The mosque in Novogrudok

 One of the most ancient, picturesque and beautiful towns of Belarus is rightly considered to be Novogrudok where among the abundance of Orthodox temples replenishing the gold fund of the Belarusian architecture, in the country part of the modest Lenin Street, a true curiosity majestically stands – a mosque in Novogrudok. This structure has appeared there not for nothing. There are reliable data according to which Tartars settled actively on that territory in the XVIII century and lived there up to the XX century. But they began to construct their sanctuaries in the Grand Duchy of Lithuania much earlier: it is believed that since the XIV century, a lot of mosques have been constructed in different corners of the large country; many of them have perfectly survived and still function attracting tourists. During the period of the Grand Duchy of Lithuania, the king permitted the construction of mosques; in the Polish-Lithuanian Commonwealth, that right was given to the Vilno bishop.

The mosque in Novogrudok is one of the most ancient Tartar sanctuaries in Belarus. It appeared in the XVI century approximately on the same site where it is today. In times gone by, the building had a special annex through which women could get to the mosque. The new building gradually fell into a state of neglect and then the leader of the mosque requested the town authorities to construct a new sanctuary that was built with lightning speed and officially opened in 1855. In photographs of the time, the mosque stands on a massive basement made of stone with shingle roofing that in other photos made later has become leaky.
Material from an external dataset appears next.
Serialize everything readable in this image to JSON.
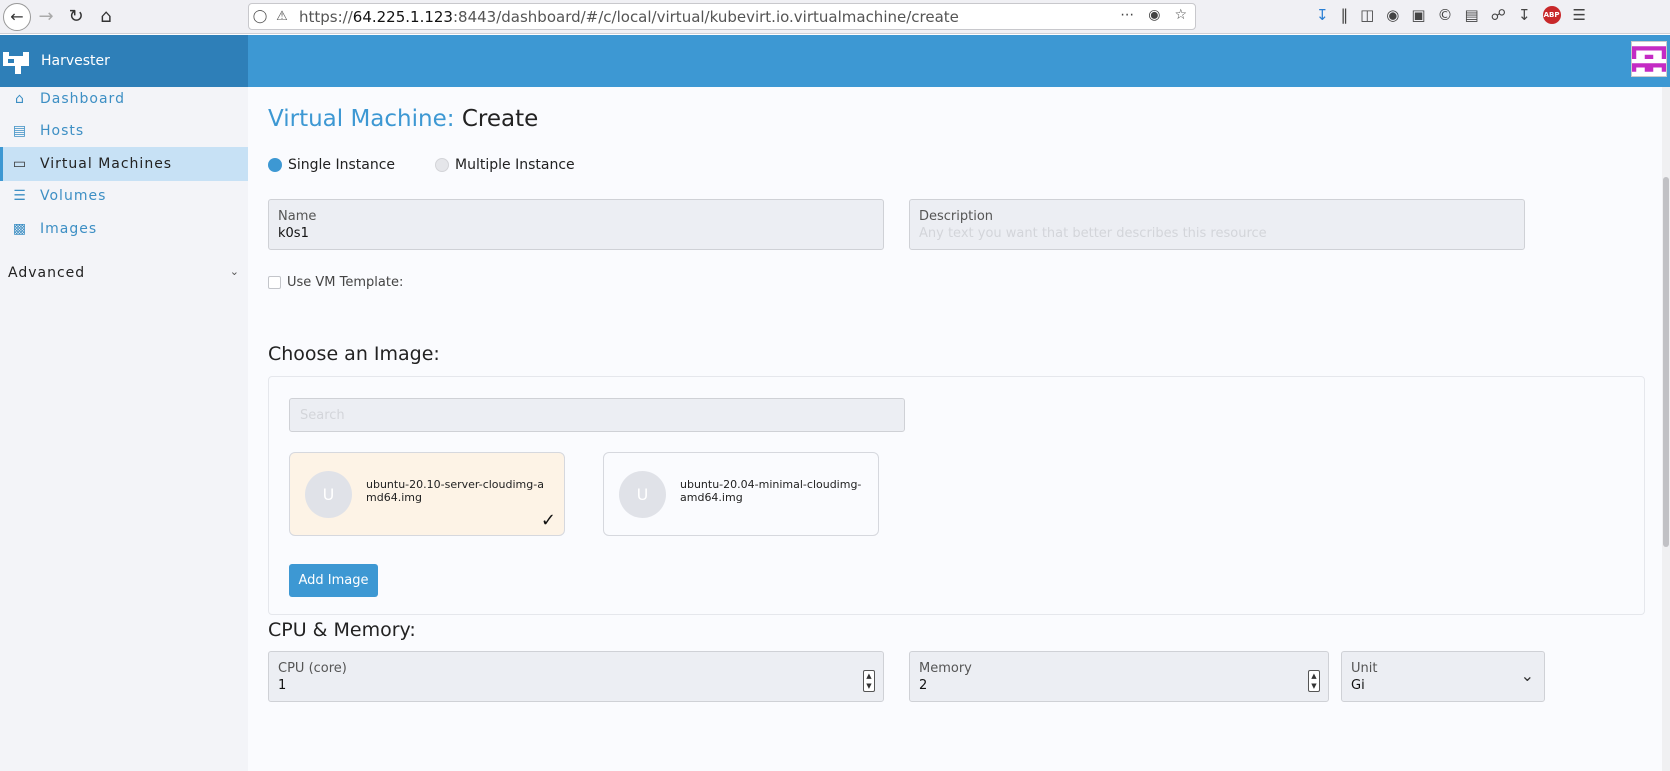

It was not surprising that the building required repairs that were carried out in the 30s of the last century: the roof was coated with zinc and the window frames were changed. There was a religious school for a long time, established on the basis of the mosque, but later it was closed.

After the Second World War, the mosque fell into decay in Novogrudok: divine services were not held for a long period, the doors were heavy locked. Some time later, the mosque became an ordinary house. In the 90s of the last century, the mosque was fully restored by using the funds of believers and still functions. Its official opening was timed to the memorial date – the 600th anniversary of the settlement of Tartars in the territory of Belarus. The mosque of Novogrudok has unshowy architecture and the sanctuary looks like an ordinary Tartar house. It has no tent decorating mosques. The sanctuary has a tiny dome.

The mosque in Novogrudok is a Tartar sanctuary of a great value that is rightly inscribed on the List of Cultural Heritage of the Republic of Belarus. Tourists from different corners of the country come to Novogrudok district to look at the mosque that has survived up to now through many centuries. The mosque in Novogrudok demonstrates how Belarusians respect religions of other nationalities.